Dataset rows describing interfaces

- - -

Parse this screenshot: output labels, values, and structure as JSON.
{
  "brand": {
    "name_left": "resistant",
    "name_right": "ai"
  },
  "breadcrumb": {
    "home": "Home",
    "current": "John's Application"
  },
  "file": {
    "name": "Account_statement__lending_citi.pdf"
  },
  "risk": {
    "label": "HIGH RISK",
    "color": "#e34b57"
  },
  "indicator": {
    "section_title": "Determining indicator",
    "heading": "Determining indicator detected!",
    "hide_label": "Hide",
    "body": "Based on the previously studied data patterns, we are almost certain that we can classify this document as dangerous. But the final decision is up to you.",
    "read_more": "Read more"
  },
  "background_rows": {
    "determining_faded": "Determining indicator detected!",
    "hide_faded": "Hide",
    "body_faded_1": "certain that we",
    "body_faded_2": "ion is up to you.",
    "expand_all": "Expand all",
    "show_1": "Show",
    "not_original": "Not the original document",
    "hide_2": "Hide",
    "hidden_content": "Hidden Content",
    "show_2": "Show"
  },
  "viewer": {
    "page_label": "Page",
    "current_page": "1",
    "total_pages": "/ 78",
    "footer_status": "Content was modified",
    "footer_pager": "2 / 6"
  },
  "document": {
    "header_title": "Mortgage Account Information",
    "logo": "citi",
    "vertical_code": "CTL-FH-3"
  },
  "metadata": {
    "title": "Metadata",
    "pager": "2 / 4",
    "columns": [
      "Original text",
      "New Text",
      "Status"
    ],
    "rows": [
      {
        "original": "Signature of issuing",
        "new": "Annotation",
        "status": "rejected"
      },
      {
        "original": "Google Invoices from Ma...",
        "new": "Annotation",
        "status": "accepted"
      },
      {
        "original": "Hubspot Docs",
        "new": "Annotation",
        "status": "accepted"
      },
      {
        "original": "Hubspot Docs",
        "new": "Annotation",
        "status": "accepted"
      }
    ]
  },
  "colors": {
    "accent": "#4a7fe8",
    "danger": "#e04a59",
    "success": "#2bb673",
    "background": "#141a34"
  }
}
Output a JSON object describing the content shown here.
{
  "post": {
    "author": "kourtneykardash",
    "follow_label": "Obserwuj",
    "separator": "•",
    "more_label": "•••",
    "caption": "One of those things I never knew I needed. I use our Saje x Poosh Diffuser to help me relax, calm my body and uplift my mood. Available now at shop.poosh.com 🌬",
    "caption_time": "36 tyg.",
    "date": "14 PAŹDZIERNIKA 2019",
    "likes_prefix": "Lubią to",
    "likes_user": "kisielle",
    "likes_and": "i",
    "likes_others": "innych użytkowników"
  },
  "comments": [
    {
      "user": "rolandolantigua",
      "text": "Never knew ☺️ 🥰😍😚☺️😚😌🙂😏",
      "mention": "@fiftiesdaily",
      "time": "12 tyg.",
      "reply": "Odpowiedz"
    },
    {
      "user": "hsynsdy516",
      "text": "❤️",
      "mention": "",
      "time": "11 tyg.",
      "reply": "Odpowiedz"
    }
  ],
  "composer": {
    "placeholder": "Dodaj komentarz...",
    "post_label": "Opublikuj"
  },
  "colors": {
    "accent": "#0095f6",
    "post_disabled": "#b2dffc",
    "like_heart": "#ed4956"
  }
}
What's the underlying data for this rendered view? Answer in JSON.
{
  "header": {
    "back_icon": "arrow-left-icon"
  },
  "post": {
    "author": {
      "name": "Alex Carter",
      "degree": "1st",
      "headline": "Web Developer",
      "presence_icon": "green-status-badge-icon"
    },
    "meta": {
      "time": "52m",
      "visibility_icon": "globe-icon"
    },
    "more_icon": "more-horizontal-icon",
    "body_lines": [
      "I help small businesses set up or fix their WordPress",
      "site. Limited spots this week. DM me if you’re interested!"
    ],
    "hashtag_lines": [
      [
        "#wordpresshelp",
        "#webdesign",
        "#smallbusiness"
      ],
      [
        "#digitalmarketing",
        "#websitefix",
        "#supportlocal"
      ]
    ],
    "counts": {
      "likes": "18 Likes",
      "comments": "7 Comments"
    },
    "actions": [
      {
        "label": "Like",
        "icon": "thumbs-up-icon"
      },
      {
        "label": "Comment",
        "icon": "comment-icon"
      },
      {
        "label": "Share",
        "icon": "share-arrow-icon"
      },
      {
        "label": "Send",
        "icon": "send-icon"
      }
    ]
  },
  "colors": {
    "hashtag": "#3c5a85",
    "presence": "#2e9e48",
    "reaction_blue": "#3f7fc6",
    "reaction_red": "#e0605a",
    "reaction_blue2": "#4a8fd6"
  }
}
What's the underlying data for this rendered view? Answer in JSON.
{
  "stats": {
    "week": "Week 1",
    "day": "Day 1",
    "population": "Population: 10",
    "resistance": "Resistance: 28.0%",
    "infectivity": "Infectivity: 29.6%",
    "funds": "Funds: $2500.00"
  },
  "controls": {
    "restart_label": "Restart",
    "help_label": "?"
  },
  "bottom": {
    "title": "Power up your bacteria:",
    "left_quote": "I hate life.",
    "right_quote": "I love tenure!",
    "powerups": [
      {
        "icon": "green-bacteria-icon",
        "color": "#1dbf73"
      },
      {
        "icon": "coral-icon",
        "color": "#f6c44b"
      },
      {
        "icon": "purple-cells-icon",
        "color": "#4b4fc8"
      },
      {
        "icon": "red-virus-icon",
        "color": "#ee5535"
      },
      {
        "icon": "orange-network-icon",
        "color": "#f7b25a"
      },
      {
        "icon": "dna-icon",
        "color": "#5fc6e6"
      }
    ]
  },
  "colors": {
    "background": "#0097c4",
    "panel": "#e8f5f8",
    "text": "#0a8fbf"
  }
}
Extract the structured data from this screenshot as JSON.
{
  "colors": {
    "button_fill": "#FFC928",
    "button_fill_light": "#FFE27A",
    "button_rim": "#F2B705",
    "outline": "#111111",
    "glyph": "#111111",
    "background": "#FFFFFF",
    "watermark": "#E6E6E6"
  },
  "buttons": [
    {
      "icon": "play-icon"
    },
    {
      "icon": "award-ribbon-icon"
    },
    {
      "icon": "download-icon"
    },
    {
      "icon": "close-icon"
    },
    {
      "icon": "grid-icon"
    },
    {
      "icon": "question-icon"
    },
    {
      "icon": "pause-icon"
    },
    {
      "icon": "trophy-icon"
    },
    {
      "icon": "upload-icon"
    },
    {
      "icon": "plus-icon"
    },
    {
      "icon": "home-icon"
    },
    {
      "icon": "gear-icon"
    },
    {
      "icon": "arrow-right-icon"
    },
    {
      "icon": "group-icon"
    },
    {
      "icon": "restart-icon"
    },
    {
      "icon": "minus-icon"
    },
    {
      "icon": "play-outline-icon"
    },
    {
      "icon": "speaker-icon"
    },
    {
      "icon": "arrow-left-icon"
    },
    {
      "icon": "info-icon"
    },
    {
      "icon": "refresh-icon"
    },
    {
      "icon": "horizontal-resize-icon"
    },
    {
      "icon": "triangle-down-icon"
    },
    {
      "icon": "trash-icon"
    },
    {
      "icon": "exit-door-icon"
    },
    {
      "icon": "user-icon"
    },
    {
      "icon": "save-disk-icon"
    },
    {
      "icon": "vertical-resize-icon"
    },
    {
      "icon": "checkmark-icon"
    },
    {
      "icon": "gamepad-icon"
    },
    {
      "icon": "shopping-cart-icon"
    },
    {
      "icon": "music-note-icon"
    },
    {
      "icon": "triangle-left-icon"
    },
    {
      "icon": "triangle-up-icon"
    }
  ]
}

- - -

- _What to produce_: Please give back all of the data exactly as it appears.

- _Exercise solution_:
Parse this screenshot: output labels, values, and structure as JSON.
{
  "brand": {
    "name_left": "resistant",
    "name_right": "ai"
  },
  "breadcrumb": {
    "home": "Home",
    "current": "John's Application"
  },
  "file": {
    "name": "Account_statement__lending_citi.pdf"
  },
  "risk": {
    "label": "HIGH RISK",
    "color": "#e34b57"
  },
  "indicator": {
    "section_title": "Determining indicator",
    "heading": "Determining indicator detected!",
    "hide_label": "Hide",
    "body": "Based on the previously studied data patterns, we are almost certain that we can classify this document as dangerous. But the final decision is up to you.",
    "read_more": "Read more"
  },
  "background_rows": {
    "determining_faded": "Determining indicator detected!",
    "hide_faded": "Hide",
    "body_faded_1": "certain that we",
    "body_faded_2": "ion is up to you.",
    "expand_all": "Expand all",
    "show_1": "Show",
    "not_original": "Not the original document",
    "hide_2": "Hide",
    "hidden_content": "Hidden Content",
    "show_2": "Show"
  },
  "viewer": {
    "page_label": "Page",
    "current_page": "1",
    "total_pages": "/ 78",
    "footer_status": "Content was modified",
    "footer_pager": "2 / 6"
  },
  "document": {
    "header_title": "Mortgage Account Information",
    "logo": "citi",
    "vertical_code": "CTL-FH-3"
  },
  "metadata": {
    "title": "Metadata",
    "pager": "2 / 4",
    "columns": [
      "Original text",
      "New Text",
      "Status"
    ],
    "rows": [
      {
        "original": "Signature of issuing",
        "new": "Annotation",
        "status": "rejected"
      },
      {
        "original": "Google Invoices from Ma...",
        "new": "Annotation",
        "status": "accepted"
      },
      {
        "original": "Hubspot Docs",
        "new": "Annotation",
        "status": "accepted"
      },
      {
        "original": "Hubspot Docs",
        "new": "Annotation",
        "status": "accepted"
      }
    ]
  },
  "colors": {
    "accent": "#4a7fe8",
    "danger": "#e04a59",
    "success": "#2bb673",
    "background": "#141a34"
  }
}
Output a JSON object describing the content shown here.
{
  "post": {
    "author": "kourtneykardash",
    "follow_label": "Obserwuj",
    "separator": "•",
    "more_label": "•••",
    "caption": "One of those things I never knew I needed. I use our Saje x Poosh Diffuser to help me relax, calm my body and uplift my mood. Available now at shop.poosh.com 🌬",
    "caption_time": "36 tyg.",
    "date": "14 PAŹDZIERNIKA 2019",
    "likes_prefix": "Lubią to",
    "likes_user": "kisielle",
    "likes_and": "i",
    "likes_others": "innych użytkowników"
  },
  "comments": [
    {
      "user": "rolandolantigua",
      "text": "Never knew ☺️ 🥰😍😚☺️😚😌🙂😏",
      "mention": "@fiftiesdaily",
      "time": "12 tyg.",
      "reply": "Odpowiedz"
    },
    {
      "user": "hsynsdy516",
      "text": "❤️",
      "mention": "",
      "time": "11 tyg.",
      "reply": "Odpowiedz"
    }
  ],
  "composer": {
    "placeholder": "Dodaj komentarz...",
    "post_label": "Opublikuj"
  },
  "colors": {
    "accent": "#0095f6",
    "post_disabled": "#b2dffc",
    "like_heart": "#ed4956"
  }
}
What's the underlying data for this rendered view? Answer in JSON.
{
  "header": {
    "back_icon": "arrow-left-icon"
  },
  "post": {
    "author": {
      "name": "Alex Carter",
      "degree": "1st",
      "headline": "Web Developer",
      "presence_icon": "green-status-badge-icon"
    },
    "meta": {
      "time": "52m",
      "visibility_icon": "globe-icon"
    },
    "more_icon": "more-horizontal-icon",
    "body_lines": [
      "I help small businesses set up or fix their WordPress",
      "site. Limited spots this week. DM me if you’re interested!"
    ],
    "hashtag_lines": [
      [
        "#wordpresshelp",
        "#webdesign",
        "#smallbusiness"
      ],
      [
        "#digitalmarketing",
        "#websitefix",
        "#supportlocal"
      ]
    ],
    "counts": {
      "likes": "18 Likes",
      "comments": "7 Comments"
    },
    "actions": [
      {
        "label": "Like",
        "icon": "thumbs-up-icon"
      },
      {
        "label": "Comment",
        "icon": "comment-icon"
      },
      {
        "label": "Share",
        "icon": "share-arrow-icon"
      },
      {
        "label": "Send",
        "icon": "send-icon"
      }
    ]
  },
  "colors": {
    "hashtag": "#3c5a85",
    "presence": "#2e9e48",
    "reaction_blue": "#3f7fc6",
    "reaction_red": "#e0605a",
    "reaction_blue2": "#4a8fd6"
  }
}
What's the underlying data for this rendered view? Answer in JSON.
{
  "stats": {
    "week": "Week 1",
    "day": "Day 1",
    "population": "Population: 10",
    "resistance": "Resistance: 28.0%",
    "infectivity": "Infectivity: 29.6%",
    "funds": "Funds: $2500.00"
  },
  "controls": {
    "restart_label": "Restart",
    "help_label": "?"
  },
  "bottom": {
    "title": "Power up your bacteria:",
    "left_quote": "I hate life.",
    "right_quote": "I love tenure!",
    "powerups": [
      {
        "icon": "green-bacteria-icon",
        "color": "#1dbf73"
      },
      {
        "icon": "coral-icon",
        "color": "#f6c44b"
      },
      {
        "icon": "purple-cells-icon",
        "color": "#4b4fc8"
      },
      {
        "icon": "red-virus-icon",
        "color": "#ee5535"
      },
      {
        "icon": "orange-network-icon",
        "color": "#f7b25a"
      },
      {
        "icon": "dna-icon",
        "color": "#5fc6e6"
      }
    ]
  },
  "colors": {
    "background": "#0097c4",
    "panel": "#e8f5f8",
    "text": "#0a8fbf"
  }
}
Extract the structured data from this screenshot as JSON.
{
  "colors": {
    "button_fill": "#FFC928",
    "button_fill_light": "#FFE27A",
    "button_rim": "#F2B705",
    "outline": "#111111",
    "glyph": "#111111",
    "background": "#FFFFFF",
    "watermark": "#E6E6E6"
  },
  "buttons": [
    {
      "icon": "play-icon"
    },
    {
      "icon": "award-ribbon-icon"
    },
    {
      "icon": "download-icon"
    },
    {
      "icon": "close-icon"
    },
    {
      "icon": "grid-icon"
    },
    {
      "icon": "question-icon"
    },
    {
      "icon": "pause-icon"
    },
    {
      "icon": "trophy-icon"
    },
    {
      "icon": "upload-icon"
    },
    {
      "icon": "plus-icon"
    },
    {
      "icon": "home-icon"
    },
    {
      "icon": "gear-icon"
    },
    {
      "icon": "arrow-right-icon"
    },
    {
      "icon": "group-icon"
    },
    {
      "icon": "restart-icon"
    },
    {
      "icon": "minus-icon"
    },
    {
      "icon": "play-outline-icon"
    },
    {
      "icon": "speaker-icon"
    },
    {
      "icon": "arrow-left-icon"
    },
    {
      "icon": "info-icon"
    },
    {
      "icon": "refresh-icon"
    },
    {
      "icon": "horizontal-resize-icon"
    },
    {
      "icon": "triangle-down-icon"
    },
    {
      "icon": "trash-icon"
    },
    {
      "icon": "exit-door-icon"
    },
    {
      "icon": "user-icon"
    },
    {
      "icon": "save-disk-icon"
    },
    {
      "icon": "vertical-resize-icon"
    },
    {
      "icon": "checkmark-icon"
    },
    {
      "icon": "gamepad-icon"
    },
    {
      "icon": "shopping-cart-icon"
    },
    {
      "icon": "music-note-icon"
    },
    {
      "icon": "triangle-left-icon"
    },
    {
      "icon": "triangle-up-icon"
    }
  ]
}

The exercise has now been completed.